It should be said that at least 99% of the Catholics are "white" immigrants - Poles, Germans, Ukrainians. There is also a group of Korean Catholics, but as they are without a priest of their language, many are drawn to Protestant sects which, on the contrary, are supplied with dozens of ministers on the spot. Not many Kazakhs are Catholic.

Until recently, missionary work among the Kazakhs was not even thought of. For many Catholics here, religion still coincides with nationality. Although among mature Christians there is a desire to help everyone encounter Christ, Soviet traditions closed them in ethnic-religious ghettos.

Q: Is there any ad gentes mission activity at all?

Father Canetta: Most of this happens by chance. For example, people may hear about Jesus Christ when coming together with neighbors or friends, or meeting a priest on a train or a bus.

There are other fields of encounter, for example, the university where I myself work, and then in prisons and factories. We have a few small groups of people who attend weekly catechism sessions.

Q: What challenges face the Catholic community here?

Father Canetta: The main challenge, which we hope will be facilitated by the Holy Father's visit, is for Catholics to obtain full recognition, rights and dignity, equal to the Muslim and Orthodox majority groups.

In Kazakhstan today there is pressure from various sides. On one side, Muslim fundamentalism, supported by Afghanistan, is gaining ground; on the other, the Patriarchate of Moscow is pushing to have the Orthodox community here recognized as the only representative of all Christian communities.

The Muslims claim that Islam is Kazakhstan's only original religion; the Orthodox say they are the only true Christians.

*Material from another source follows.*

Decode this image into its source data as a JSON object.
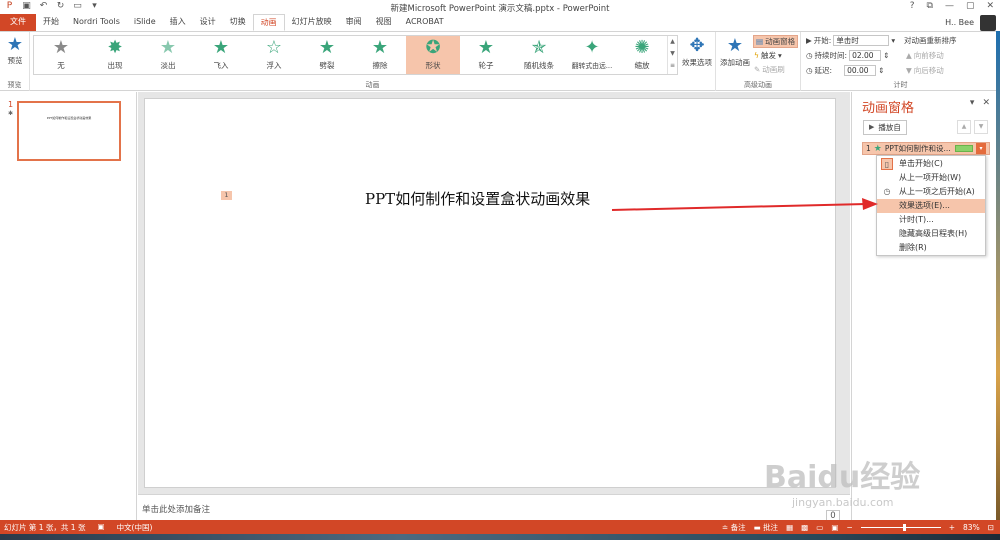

But, in actual fact, the history of Catholics is older than either that of the Muslims or the Orthodox. Traces of the Catholic Church in Kazakhstan can be found as early as the third century.

Our position is somewhat peculiar: We refuse to be listed as one of the many sects; we are not recognized as equal to the Orthodox Church here. At the moment, we have a sort of "special status," guaranteed by an agreement between the Holy See and the government of Kazakhstan.

But while we demand that others recognize that Catholics have equal cultural, historical and social dignity, we must do our part and become more familiar with Kazakh culture.

Until now, Russian laws regarding religious freedom, registration, control, annual revision, and even three monthly visas for Catholic missionaries, have not affected Kazakhstan. Laws here are secular and liberal. But recently, pressured by the Orthodox Patriarchate of Moscow, the government is considering introducing stricter regulations.

Q: What about Catholic-Muslim relations?

With regard to Islam it should be said that Kazakh Islam, influenced by Sufism, is not lived very intensely. There are Muslims who are not even clear about the meaning of certain religious feast days.

Fundamentalist pressure creeping in from the south is pressing for a revision. The new grand mufti, Absattar Derbassaliev, former pro-rector of Kazakhstan's important Al Farabi University, has said, "Kazakh Islam is finished; it is time to return to the Arab roots of Islam." But in this way he is going against the people and against Kazakh tradition.

The grand mufti, who spent several years in Saudi Arabia as cultural attaché, has also declared that the memorial in Turkestan, southern Kazakhstan, which for Kazakh Muslims has always been a traditional place of pilgrimage, cannot be seen as the "new Mecca"; he insists on banning alcohol, whereas Kazakhs are great drinkers; he wants all paintings and images - much loved by Kazakh culture - removed.

Lastly, he wants the national spring festival Nauriz, of Zoroastrian origin, abolished on the grounds that it is a "pagan" feast. Many Kazakhs are rejecting this type of Islam: "We prefer to live as Kazakhs, rather than as the imam demand."

Recently, members of the Kazakh Ministry of Culture, who studied in Pakistan, stated that although they remain "Muslims in spirit" they will no longer profess Islam in public or keep the annual Ramadan fast. This points to incipient conflict between Islam and Kazakh culture.

Catholic World News Service - Daily News Briefs
19. september 2001

av Webmaster publisert 20.09.2001, sist endret 20.09.2001 - 18:36